How do you see Indian literature in Hindi taking shape now? How has it changed and in which direction?

Hindi literature is in a constant state of efflorescence. I use this fancy word because Hindi literature, that is, literature written in Modern Standard Hindi, is an extremely young art form. It started out defining itself as not-Urdu, and fused in some way with numerous Hindi-adjacent language literatures, such as Braj Bhasha, Awadhi, Bhojpuri, and so on. This has made it a literary language with a massive scope for variation and it blooms and blossoms on and on like a wild jungle vine. It can be difficult to read Hindi literature, because you never know what will come next. Each author may choose to invent their own literary language, their own poetry, their own worldview. It is demanding, confusing, variegated, and endlessly fascinating. It grows in myriad directions all at once, and I, for one, have no idea where it will end up next.

You are an author and a painter too. How are writing and painting different from translation?

I think I have elsewhere quoted Robert Frost as saying that free verse was like playing tennis with the net down (and therefore, in his view, totally unappealing). Writing and painting are to me like playing tennis with the net down, whereas translation is tennis with the net up. I don’t actually play tennis or even particularly enjoy it, but I still like the metaphor. I like to translate when I want structure and clarity and pure creative expression feels difficult to grapple with.

There are sceptics who say translation often destroys the original work because the cultural context of a certain idiom, phrase and word may get lost in translation. What do you have to say to them?

I sigh and roll my eyes. Life is full of translation. Human expression is a form of translation. We translate every time we open our mouths and express our inner thoughts and feelings to another human being. Of course a translated work is not the same as the original, but does that matter? It is a new work that carries over what it can from the old. One should not view a translation as an imperfect representation of a superior and unattainable original. Read translations as original works and you will be much happier. People always obsess about what is lost in translation. It has become a cliché. Of course things are lost in translation! But is that bad? They might not have even been good things. And much is gained in translation. A translation is an interpretation, a refraction, a reworking, and as such it contains something old, but also contains something new.

Finally, tell us about your next project and what have you been doing during this lockdown?

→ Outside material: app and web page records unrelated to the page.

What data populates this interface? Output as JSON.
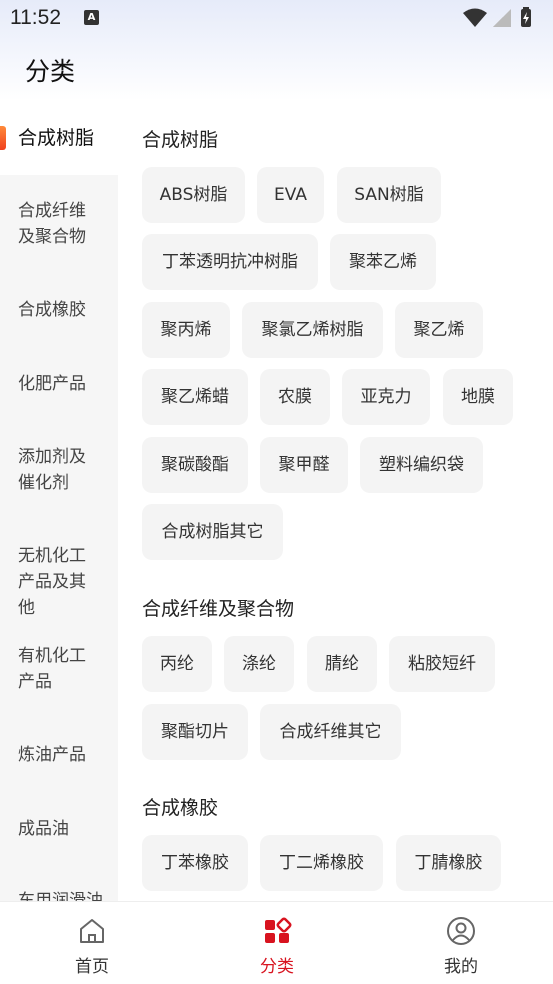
{
  "status": {
    "time": "11:52"
  },
  "header": {
    "title": "分类"
  },
  "sidebar": {
    "items": [
      {
        "label": "合成树脂"
      },
      {
        "label": "合成纤维及聚合物"
      },
      {
        "label": "合成橡胶"
      },
      {
        "label": "化肥产品"
      },
      {
        "label": "添加剂及催化剂"
      },
      {
        "label": "无机化工产品及其他"
      },
      {
        "label": "有机化工产品"
      },
      {
        "label": "炼油产品"
      },
      {
        "label": "成品油"
      },
      {
        "label": "车用润滑油"
      }
    ]
  },
  "sections": [
    {
      "title": "合成树脂",
      "items": [
        "ABS树脂",
        "EVA",
        "SAN树脂",
        "丁苯透明抗冲树脂",
        "聚苯乙烯",
        "聚丙烯",
        "聚氯乙烯树脂",
        "聚乙烯",
        "聚乙烯蜡",
        "农膜",
        "亚克力",
        "地膜",
        "聚碳酸酯",
        "聚甲醛",
        "塑料编织袋",
        "合成树脂其它"
      ]
    },
    {
      "title": "合成纤维及聚合物",
      "items": [
        "丙纶",
        "涤纶",
        "腈纶",
        "粘胶短纤",
        "聚酯切片",
        "合成纤维其它"
      ]
    },
    {
      "title": "合成橡胶",
      "items": [
        "丁苯橡胶",
        "丁二烯橡胶",
        "丁腈橡胶"
      ]
    }
  ],
  "tabbar": {
    "tabs": [
      {
        "label": "首页"
      },
      {
        "label": "分类"
      },
      {
        "label": "我的"
      }
    ]
  },
  "colors": {
    "accent": "#d8131f",
    "active_bar": "#f0401e",
    "chip_bg": "#f4f4f4",
    "sidebar_bg": "#f6f6f6"
  }
}
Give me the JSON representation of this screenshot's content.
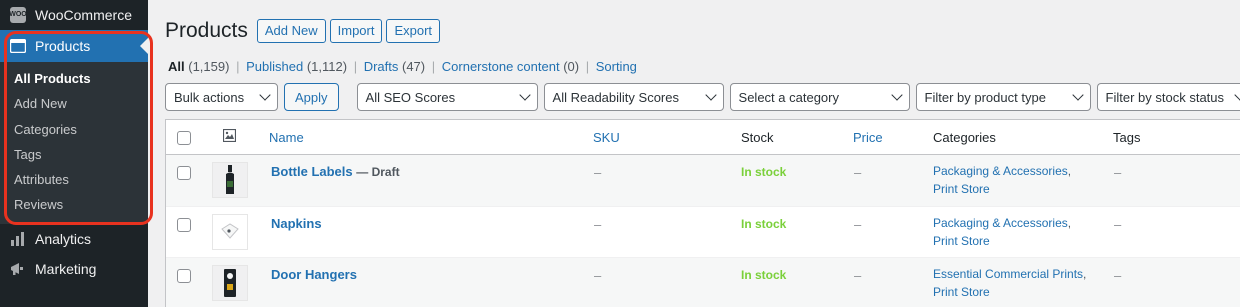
{
  "sidebar": {
    "woocommerce": "WooCommerce",
    "woo_badge": "WOO",
    "products": "Products",
    "submenu": [
      "All Products",
      "Add New",
      "Categories",
      "Tags",
      "Attributes",
      "Reviews"
    ],
    "analytics": "Analytics",
    "marketing": "Marketing"
  },
  "header": {
    "title": "Products",
    "buttons": [
      "Add New",
      "Import",
      "Export"
    ]
  },
  "views": {
    "all_label": "All",
    "all_count": "(1,159)",
    "published_label": "Published",
    "published_count": "(1,112)",
    "drafts_label": "Drafts",
    "drafts_count": "(47)",
    "cornerstone_label": "Cornerstone content",
    "cornerstone_count": "(0)",
    "sorting_label": "Sorting",
    "separator": "|"
  },
  "filters": {
    "bulk_actions": "Bulk actions",
    "apply": "Apply",
    "seo": "All SEO Scores",
    "readability": "All Readability Scores",
    "category": "Select a category",
    "product_type": "Filter by product type",
    "stock_status": "Filter by stock status"
  },
  "table": {
    "columns": [
      "Name",
      "SKU",
      "Stock",
      "Price",
      "Categories",
      "Tags"
    ],
    "rows": [
      {
        "name": "Bottle Labels",
        "status": "— Draft",
        "sku": "–",
        "stock": "In stock",
        "price": "–",
        "cat1": "Packaging & Accessories",
        "cat2": "Print Store",
        "tags": "–"
      },
      {
        "name": "Napkins",
        "status": "",
        "sku": "–",
        "stock": "In stock",
        "price": "–",
        "cat1": "Packaging & Accessories",
        "cat2": "Print Store",
        "tags": "–"
      },
      {
        "name": "Door Hangers",
        "status": "",
        "sku": "–",
        "stock": "In stock",
        "price": "–",
        "cat1": "Essential Commercial Prints",
        "cat2": "Print Store",
        "tags": "–"
      }
    ],
    "comma": ","
  },
  "colors": {
    "accent": "#2271b1",
    "sidebar": "#1d2327",
    "in_stock": "#7ad03a",
    "highlight": "#e8321f"
  }
}
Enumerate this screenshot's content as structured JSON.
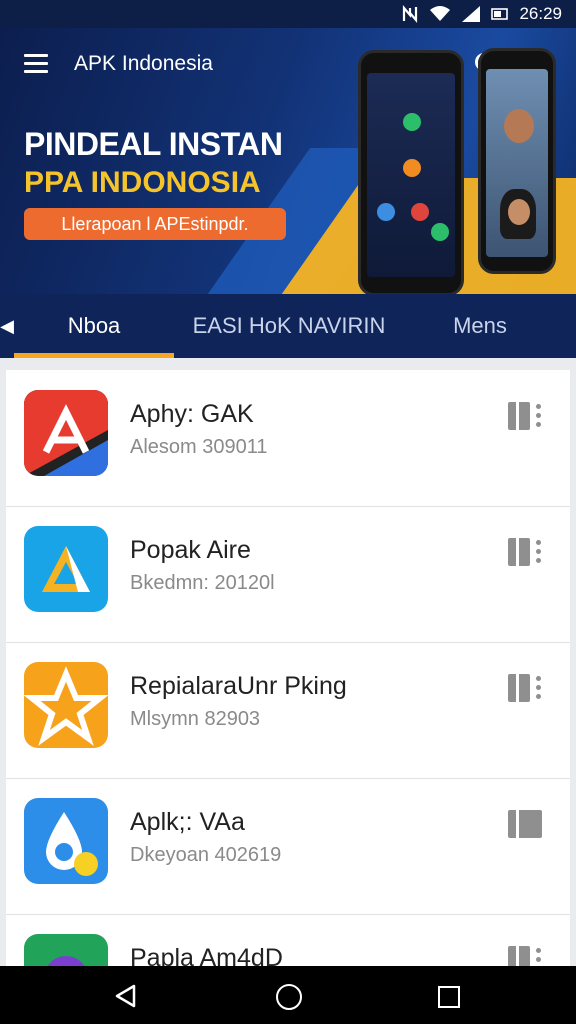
{
  "status_bar": {
    "time": "26:29",
    "icons": [
      "nfc-icon",
      "wifi-icon",
      "signal-icon",
      "battery-icon"
    ]
  },
  "app_bar": {
    "title": "APK Indonesia",
    "menu_icon": "hamburger-icon",
    "search_icon": "search-icon",
    "more_icon": "more-vertical-icon"
  },
  "banner": {
    "headline_line1": "PINDEAL INSTAN",
    "headline_line2": "PPA INDONOSIA",
    "cta_label": "Llerapoan l APEstinpdr."
  },
  "tabs": [
    {
      "label": "Nboa",
      "selected": true
    },
    {
      "label": "EASI HoK NAVIRIN",
      "selected": false
    },
    {
      "label": "Mens",
      "selected": false
    }
  ],
  "apps": [
    {
      "name": "Aphy: GAK",
      "subtitle": "Alesom 309011",
      "icon": "red-a-logo-icon",
      "icon_colors": [
        "#e63b2e",
        "#2f6fe0"
      ]
    },
    {
      "name": "Popak Aire",
      "subtitle": "Bkedmn: 20120l",
      "icon": "blue-triangle-logo-icon",
      "icon_colors": [
        "#19a4e8",
        "#f5b323"
      ]
    },
    {
      "name": "RepialaraUnr Pking",
      "subtitle": "Mlsymn 82903",
      "icon": "orange-star-logo-icon",
      "icon_colors": [
        "#f7a21b",
        "#fff"
      ]
    },
    {
      "name": "Aplk;: VAa",
      "subtitle": "Dkeyoan 402619",
      "icon": "blue-drop-logo-icon",
      "icon_colors": [
        "#2c8ee8",
        "#f6d023"
      ]
    },
    {
      "name": "Papla Am4dD",
      "subtitle": "",
      "icon": "green-circle-logo-icon",
      "icon_colors": [
        "#21a35a",
        "#7b3fcf"
      ]
    }
  ],
  "nav_bar": {
    "back": "back-icon",
    "home": "home-icon",
    "recents": "recents-icon"
  }
}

I have been learning how to make bread, like many people, and I also learned how to ferment dosa batter! I discovered that the temperature in a Vermont kitchen is much too cold, and I have to create the conditions of a South Indian kitchen, by heating my oven to 100 F to jumpstart the fermentation. Fermentation is definitely a form of translation. But I also have been finishing up my translation of Geetanjali Shree’s latest novel, Ret Samadhi, a very demanding project indeed, that has pushed me to my limits of tennis-with-the-net, and some tennis-without-the-net, as well. She’s reading a draft right now, so I don’t know how the story will end, but in the meantime I will paint and bake.

(Cover: Apart from being a well-known translator of South Asian literature, Daisy Rockwell is also a painter and an author  Photo: jllitfest.org)